*** Opening EXTRACTED MATERIAL ***
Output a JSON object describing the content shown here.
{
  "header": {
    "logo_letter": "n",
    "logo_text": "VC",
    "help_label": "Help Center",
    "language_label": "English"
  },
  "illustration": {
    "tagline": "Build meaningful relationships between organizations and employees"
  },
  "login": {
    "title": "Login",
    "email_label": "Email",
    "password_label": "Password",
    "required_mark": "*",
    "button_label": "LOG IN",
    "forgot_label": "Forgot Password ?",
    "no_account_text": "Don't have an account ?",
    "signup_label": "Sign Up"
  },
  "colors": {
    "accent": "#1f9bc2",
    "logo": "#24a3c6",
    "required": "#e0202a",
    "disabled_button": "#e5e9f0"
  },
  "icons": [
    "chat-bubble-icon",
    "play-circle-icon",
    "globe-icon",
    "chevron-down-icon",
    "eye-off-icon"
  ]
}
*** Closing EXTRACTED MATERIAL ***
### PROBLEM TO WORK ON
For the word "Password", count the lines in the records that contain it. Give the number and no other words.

### ANSWER FOR THIS EXERCISE
2